The state of California has artificially — and unfairly — limited the number of restaurant liquor licenses available in San Luis Obispo County.
The local restaurant industry has been penalized by a formula that grants new licenses based solely on population growth, without taking into account how much the population swells during tourist season or how important restaurants are to the economy.
As reported in Saturday’s Tribune, SLO County’s population has been growing so slowly that it’s been a couple of years since any new licenses have been issued. The only way to obtain one now is by purchasing an existing license. That costs in the neighborhood of $100,000 — a burdensome amount when you consider that the state agency that oversees licensing, Alcoholic Beverage Control, charges just $13,800.

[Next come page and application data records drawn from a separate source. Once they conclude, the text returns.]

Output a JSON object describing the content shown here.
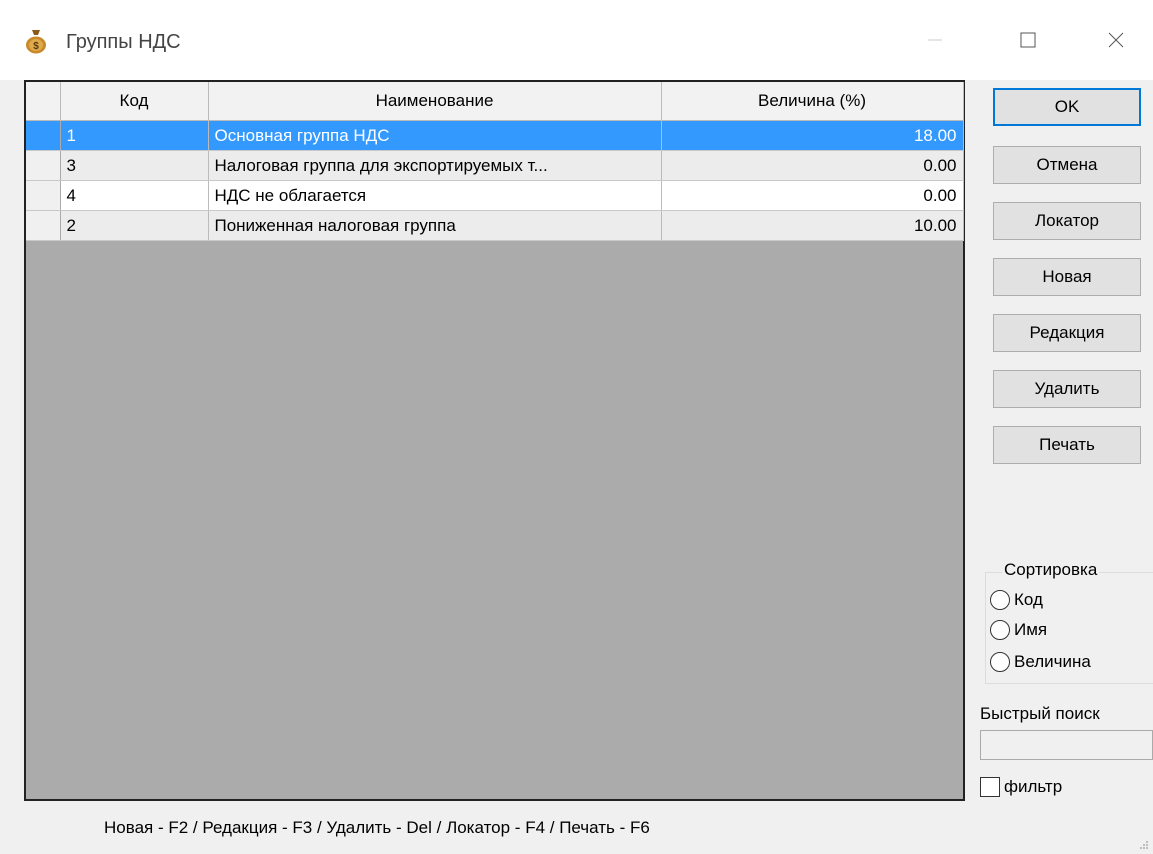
{
  "window": {
    "title": "Группы НДС",
    "icon": "money-bag-icon"
  },
  "table": {
    "columns": [
      "Код",
      "Наименование",
      "Величина (%)"
    ],
    "rows": [
      {
        "code": "1",
        "name": "Основная группа НДС",
        "value": "18.00",
        "selected": true
      },
      {
        "code": "3",
        "name": "Налоговая группа для экспортируемых т...",
        "value": "0.00"
      },
      {
        "code": "4",
        "name": "НДС не облагается",
        "value": "0.00"
      },
      {
        "code": "2",
        "name": "Пониженная налоговая группа",
        "value": "10.00"
      }
    ]
  },
  "buttons": {
    "ok": "OK",
    "cancel": "Отмена",
    "locator": "Локатор",
    "new": "Новая",
    "edit": "Редакция",
    "delete": "Удалить",
    "print": "Печать"
  },
  "sort": {
    "legend": "Сортировка",
    "options": [
      "Код",
      "Имя",
      "Величина"
    ]
  },
  "quick_search": {
    "label": "Быстрый поиск",
    "value": ""
  },
  "filter": {
    "label": "фильтр",
    "checked": false
  },
  "hint": "Новая - F2 / Редакция - F3 / Удалить - Del / Локатор - F4 / Печать - F6",
  "colors": {
    "selection": "#3399ff",
    "grid_background": "#ababab",
    "default_button_border": "#0078d7"
  }
}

The shortage of licenses is hurting small businesses and costing us jobs and tax revenue.
In Atascadero, for example, the demise of Colby Jack’s — the restaurant that operated inside The Carlton — has been blamed in part on its inability to obtain a liquor license.

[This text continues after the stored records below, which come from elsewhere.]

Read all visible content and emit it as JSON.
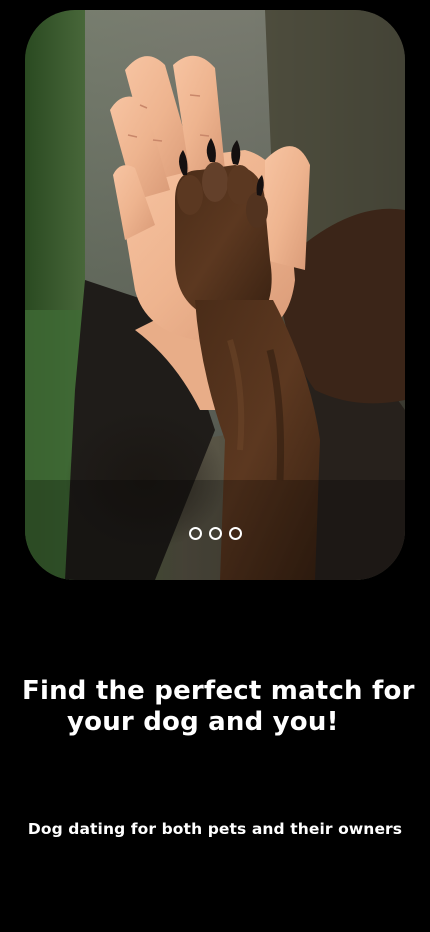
{
  "hero": {
    "image_subject": "human hand high-fiving a dog paw",
    "carousel": {
      "count": 3,
      "active_index": 0
    }
  },
  "headline": {
    "line1": "Find the perfect match for",
    "line2": "your dog and you!"
  },
  "subtext": "Dog dating for both pets and their owners",
  "colors": {
    "background": "#000000",
    "text": "#ffffff"
  }
}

Assemblyman Katcho Achadjian has proposed legislation that would allow a modest increase in restaurant liquor licenses in SLO County — five per year for the next three years.

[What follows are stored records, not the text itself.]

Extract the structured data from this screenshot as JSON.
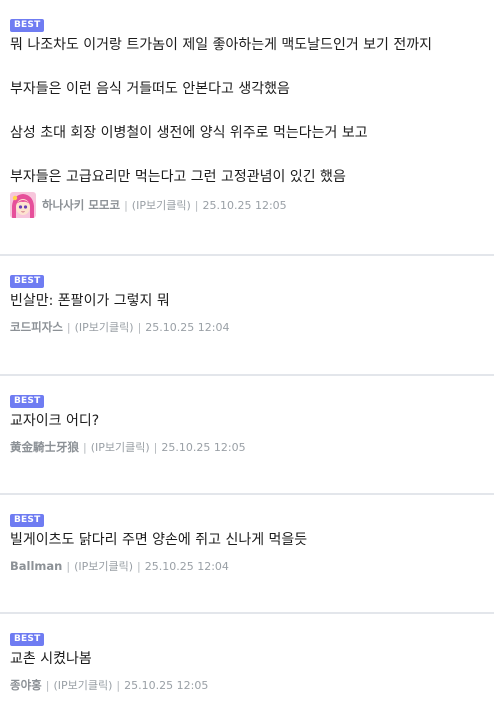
{
  "comments": [
    {
      "badge": "BEST",
      "lines": [
        "뭐 나조차도 이거랑 트가놈이 제일 좋아하는게 맥도날드인거 보기 전까지",
        "부자들은 이런 음식 거들떠도 안본다고 생각했음",
        "삼성 초대 회장 이병철이 생전에 양식 위주로 먹는다는거 보고",
        "부자들은 고급요리만 먹는다고 그런 고정관념이 있긴 했음"
      ],
      "author": "하나사키 모모코",
      "has_avatar": true,
      "avatar_icon": "anime-girl-avatar-icon",
      "ip_label": "(IP보기클릭)",
      "separator": "|",
      "timestamp": "25.10.25 12:05"
    },
    {
      "badge": "BEST",
      "lines": [
        "빈살만: 폰팔이가 그렇지 뭐"
      ],
      "author": "코드피자스",
      "ip_label": "(IP보기클릭)",
      "separator": "|",
      "timestamp": "25.10.25 12:04"
    },
    {
      "badge": "BEST",
      "lines": [
        "교자이크 어디?"
      ],
      "author": "黄金騎士牙狼",
      "ip_label": "(IP보기클릭)",
      "separator": "|",
      "timestamp": "25.10.25 12:05"
    },
    {
      "badge": "BEST",
      "lines": [
        "빌게이츠도 닭다리 주면 양손에 쥐고 신나게 먹을듯"
      ],
      "author": "Ballman",
      "ip_label": "(IP보기클릭)",
      "separator": "|",
      "timestamp": "25.10.25 12:04"
    },
    {
      "badge": "BEST",
      "lines": [
        "교촌 시켰나봄"
      ],
      "author": "종야홍",
      "ip_label": "(IP보기클릭)",
      "separator": "|",
      "timestamp": "25.10.25 12:05"
    }
  ],
  "colors": {
    "badge_bg": "#6f7cf2",
    "badge_text": "#ffffff",
    "divider": "#e3e6eb",
    "meta_text": "#9aa0a6"
  }
}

That may not be popular with residents who think some areas of the county — particularly downtown San Luis Obispo — are already awash in eating and drinking establishments.
We believe, though, that Achadjian makes an excellent point: Zoning laws and other planning tools are available to avoid an over concentration of bars and restaurants in certain areas.
Capping the number of restaurant liquor licenses is not the way to achieve that — not for our countywide economy, which depends heavily on tourism, and especially not for communities like Atascadero that are working so hard to revitalize their downtowns.
Achadjian’s bill would provide the right measure of relief.
We strongly urge the Legislature to approve it.